Citing PatentFiling datePublication dateApplicantTitle
US3134439 *Jun 27, 1960May 26, 1964Gulf Oil CorpGravel packing apparatus
US3253655 *Nov 14, 1963May 31, 1966Brown Oil ToolsLiner setting and crossover cementing tool for wells
US3259188 *Nov 18, 1963Jul 5, 1966Shell Oil CoCarbohydrate sand consolidation
US3260309 *May 14, 1965Jul 12, 1966Brown Oil ToolsLiner cementing apparatus
US3291220 *Apr 17, 1964Dec 13, 1966Cicero C BrownHydraulic set liner hanger

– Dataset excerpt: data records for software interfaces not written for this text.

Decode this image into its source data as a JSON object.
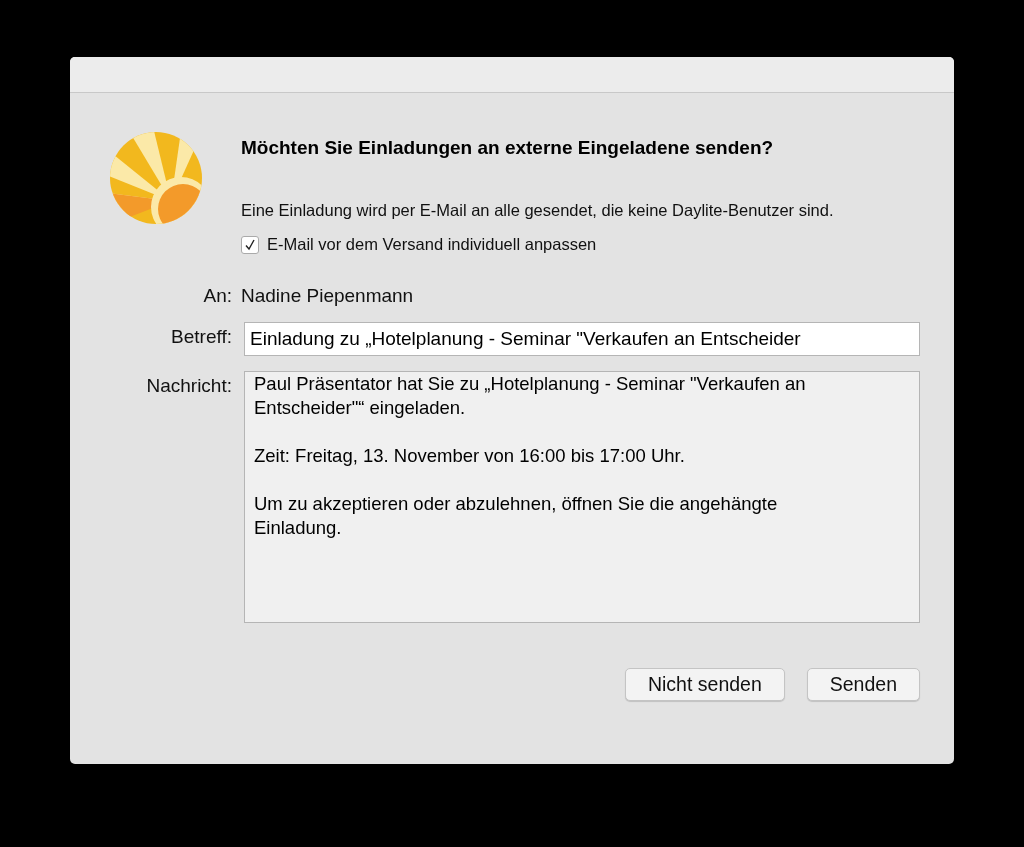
{
  "dialog": {
    "title": "Möchten Sie Einladungen an externe Eingeladene senden?",
    "description": "Eine Einladung wird per E-Mail an alle gesendet, die keine Daylite-Benutzer sind.",
    "option": {
      "label": "E-Mail vor dem Versand individuell anpassen",
      "checked": true
    },
    "fields": [
      {
        "kind": "text",
        "label": "An:",
        "value": "Nadine Piepenmann"
      },
      {
        "kind": "input",
        "label": "Betreff:",
        "value": "Einladung zu „Hotelplanung - Seminar \"Verkaufen an Entscheider"
      },
      {
        "kind": "textarea",
        "label": "Nachricht:",
        "value": "Paul Präsentator hat Sie zu „Hotelplanung - Seminar \"Verkaufen an Entscheider\"“ eingeladen.\n\nZeit: Freitag, 13. November von 16:00 bis 17:00 Uhr.\n\nUm zu akzeptieren oder abzulehnen, öffnen Sie die angehängte Einladung."
      }
    ],
    "buttons": [
      "Nicht senden",
      "Senden"
    ]
  }
}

US3645335 *Nov 27, 1970Feb 29, 1972Camco IncSliding sleeve assembly for a hydraulically set well packer
US4049055 *Apr 30, 1971Sep 20, 1977Brown Oil Tools, Inc.Gravel pack method, retrievable well packer and gravel pack apparatus

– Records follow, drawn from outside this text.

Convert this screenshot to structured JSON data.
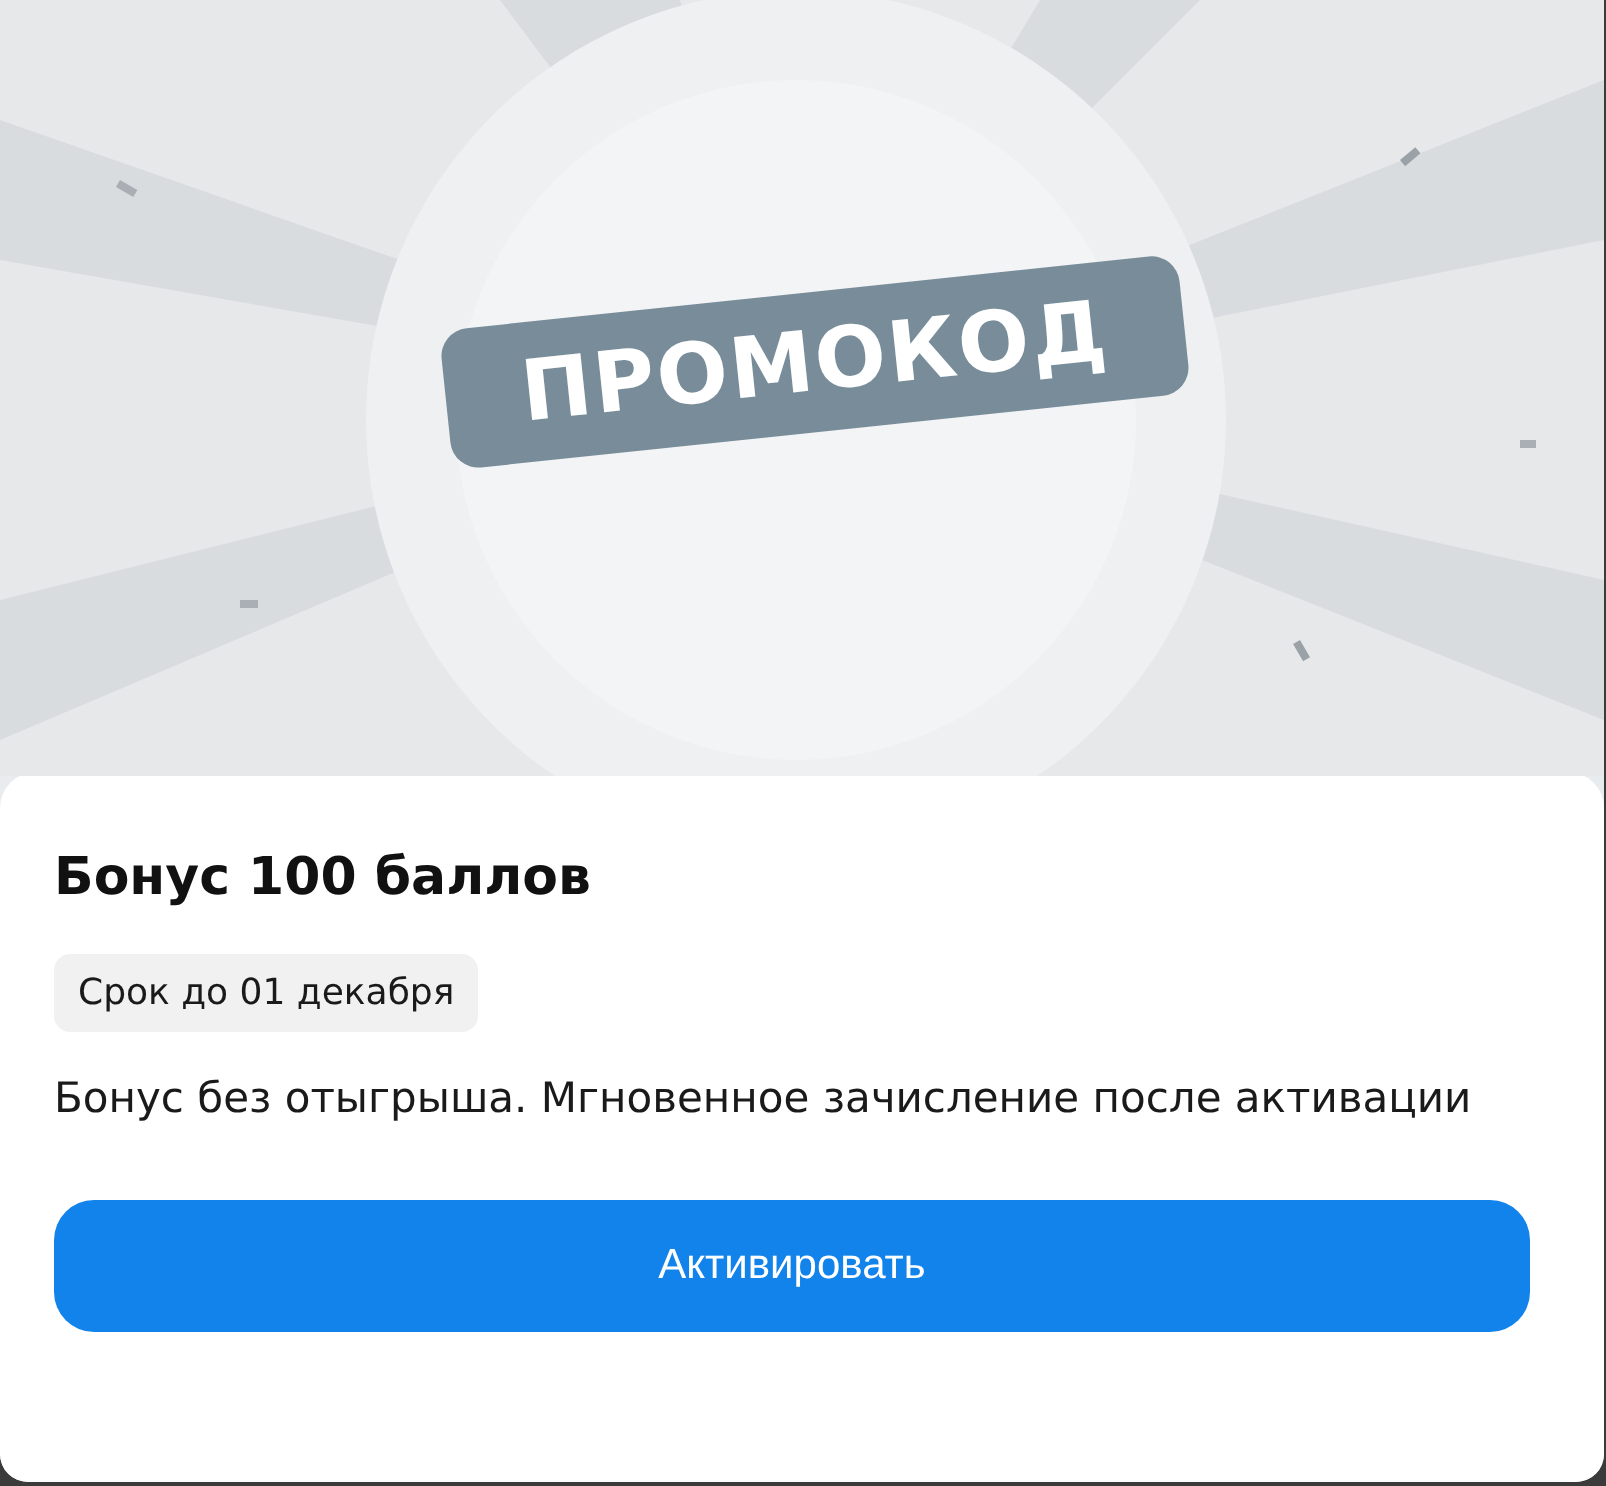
{
  "banner": {
    "kind": "picture",
    "badge": "ПРОМОКОД"
  },
  "offer": {
    "title": "Бонус 100 баллов",
    "expiry": "Срок до 01 декабря",
    "description": "Бонус без отыгрыша. Мгновенное зачисление после активации"
  },
  "action_button": "Активировать"
}
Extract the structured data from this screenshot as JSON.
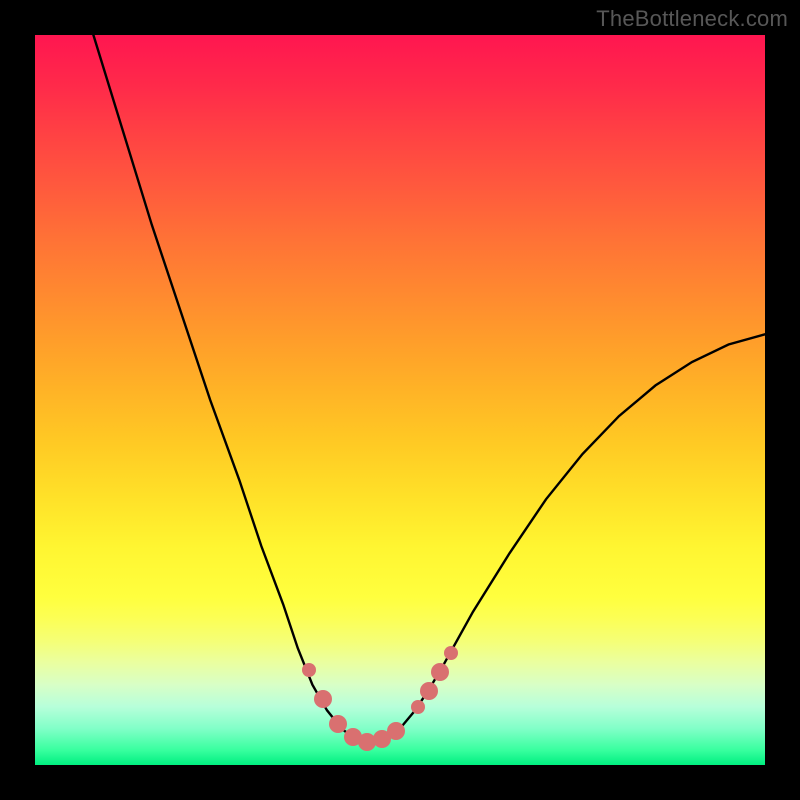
{
  "watermark": "TheBottleneck.com",
  "chart_data": {
    "type": "line",
    "title": "",
    "xlabel": "",
    "ylabel": "",
    "xlim": [
      0,
      100
    ],
    "ylim": [
      0,
      100
    ],
    "grid": false,
    "legend": false,
    "series": [
      {
        "name": "curve",
        "x": [
          8,
          12,
          16,
          20,
          24,
          28,
          31,
          34,
          36,
          38,
          40,
          42,
          43.5,
          45,
          46.5,
          48,
          50,
          52,
          54,
          56,
          60,
          65,
          70,
          75,
          80,
          85,
          90,
          95,
          100
        ],
        "y": [
          100,
          87,
          74,
          62,
          50,
          39,
          30,
          22,
          16,
          11,
          7.5,
          5,
          3.8,
          3.2,
          3.2,
          3.7,
          5,
          7.4,
          10.4,
          13.8,
          21,
          29,
          36.4,
          42.6,
          47.8,
          52,
          55.2,
          57.6,
          59
        ]
      }
    ],
    "markers": {
      "name": "highlight-points",
      "color": "#d97070",
      "points": [
        {
          "x": 37.5,
          "y": 13,
          "size": "small"
        },
        {
          "x": 39.5,
          "y": 9,
          "size": "big"
        },
        {
          "x": 41.5,
          "y": 5.6,
          "size": "big"
        },
        {
          "x": 43.5,
          "y": 3.9,
          "size": "big"
        },
        {
          "x": 45.5,
          "y": 3.2,
          "size": "big"
        },
        {
          "x": 47.5,
          "y": 3.5,
          "size": "big"
        },
        {
          "x": 49.5,
          "y": 4.7,
          "size": "big"
        },
        {
          "x": 52.5,
          "y": 8,
          "size": "small"
        },
        {
          "x": 54,
          "y": 10.2,
          "size": "big"
        },
        {
          "x": 55.5,
          "y": 12.8,
          "size": "big"
        },
        {
          "x": 57,
          "y": 15.3,
          "size": "small"
        }
      ]
    },
    "background_gradient": {
      "top": "#ff1650",
      "mid": "#ffe028",
      "bottom": "#00ef80"
    }
  }
}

US4180132 *Jun 29, 1978Dec 25, 1979Otis Engineering CorporationService seal unit for well packer
US4540051 *Jan 17, 1985Sep 10, 1985Baker International CorporationOne trip perforating and gravel pack system
US4700777 *Apr 10, 1986Oct 20, 1987Halliburton CompanyDownhole tool
US4745975 *Mar 23, 1987May 24, 1988Larry Ray PriceWater well completion apparatus and method of use
US6752206 *Jul 20, 2001Jun 22, 2004Schlumberger Technology CorporationSand control method and apparatus
US7699105 *May 7, 2008Apr 20, 2010Halliburton Energy Services, Inc.Gravel/frac packing
Classifications
U.S. Classification175/230, 166/51, 166/120, 166/212
International ClassificationE21B43/02, E21B43/04
Cooperative ClassificationE21B43/045
European ClassificationE21B43/04C